# EXERCISE
Scan the entries below, and for each line that includes the word "ITSP", make a copy.
· · · · · · ·
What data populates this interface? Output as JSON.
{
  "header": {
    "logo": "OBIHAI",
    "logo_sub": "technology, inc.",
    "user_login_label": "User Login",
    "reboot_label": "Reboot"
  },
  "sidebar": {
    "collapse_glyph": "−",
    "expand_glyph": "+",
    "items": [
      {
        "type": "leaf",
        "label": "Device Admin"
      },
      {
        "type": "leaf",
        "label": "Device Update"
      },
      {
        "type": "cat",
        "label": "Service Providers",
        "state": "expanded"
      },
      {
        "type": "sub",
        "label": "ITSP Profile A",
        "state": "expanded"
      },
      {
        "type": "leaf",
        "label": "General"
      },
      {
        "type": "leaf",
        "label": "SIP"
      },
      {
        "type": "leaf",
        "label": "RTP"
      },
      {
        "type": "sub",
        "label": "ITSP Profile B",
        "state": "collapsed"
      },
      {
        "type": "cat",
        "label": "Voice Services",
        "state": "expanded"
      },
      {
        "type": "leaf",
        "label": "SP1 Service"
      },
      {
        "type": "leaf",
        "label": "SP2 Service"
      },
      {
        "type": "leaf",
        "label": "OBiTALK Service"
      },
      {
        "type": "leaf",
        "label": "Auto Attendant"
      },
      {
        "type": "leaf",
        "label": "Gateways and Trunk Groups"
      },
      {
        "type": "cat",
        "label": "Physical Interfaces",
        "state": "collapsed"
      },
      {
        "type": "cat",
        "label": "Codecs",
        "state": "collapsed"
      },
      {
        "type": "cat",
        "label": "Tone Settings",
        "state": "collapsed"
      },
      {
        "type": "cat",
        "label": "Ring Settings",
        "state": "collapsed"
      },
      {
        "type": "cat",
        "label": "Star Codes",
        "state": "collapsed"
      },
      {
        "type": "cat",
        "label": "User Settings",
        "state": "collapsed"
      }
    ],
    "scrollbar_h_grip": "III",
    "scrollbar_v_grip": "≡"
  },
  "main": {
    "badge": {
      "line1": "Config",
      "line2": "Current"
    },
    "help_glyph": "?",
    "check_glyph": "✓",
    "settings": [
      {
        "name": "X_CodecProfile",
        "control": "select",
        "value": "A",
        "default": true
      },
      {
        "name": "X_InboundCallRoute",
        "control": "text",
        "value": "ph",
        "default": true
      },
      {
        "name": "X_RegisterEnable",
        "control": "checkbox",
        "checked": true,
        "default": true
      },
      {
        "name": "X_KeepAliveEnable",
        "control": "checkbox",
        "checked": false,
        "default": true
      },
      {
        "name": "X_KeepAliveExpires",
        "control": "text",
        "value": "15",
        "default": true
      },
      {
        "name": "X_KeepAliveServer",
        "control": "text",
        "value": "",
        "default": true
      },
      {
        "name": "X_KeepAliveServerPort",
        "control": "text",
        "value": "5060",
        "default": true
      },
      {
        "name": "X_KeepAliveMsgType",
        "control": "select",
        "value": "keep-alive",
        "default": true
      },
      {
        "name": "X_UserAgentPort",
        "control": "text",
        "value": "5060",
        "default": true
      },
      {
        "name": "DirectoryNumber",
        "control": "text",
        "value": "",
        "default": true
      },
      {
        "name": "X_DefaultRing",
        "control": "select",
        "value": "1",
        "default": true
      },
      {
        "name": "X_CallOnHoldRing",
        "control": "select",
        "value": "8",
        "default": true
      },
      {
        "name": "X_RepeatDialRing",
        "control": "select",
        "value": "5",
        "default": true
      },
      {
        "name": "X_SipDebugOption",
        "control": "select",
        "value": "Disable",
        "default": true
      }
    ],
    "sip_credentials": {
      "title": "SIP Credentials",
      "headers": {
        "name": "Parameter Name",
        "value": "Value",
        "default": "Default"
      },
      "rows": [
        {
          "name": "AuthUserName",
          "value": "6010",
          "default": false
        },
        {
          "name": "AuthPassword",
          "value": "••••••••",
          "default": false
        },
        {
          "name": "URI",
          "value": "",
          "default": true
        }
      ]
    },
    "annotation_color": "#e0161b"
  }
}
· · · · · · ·
# FINAL ANSWER
        "label": "ITSP Profile A",
        "label": "ITSP Profile B",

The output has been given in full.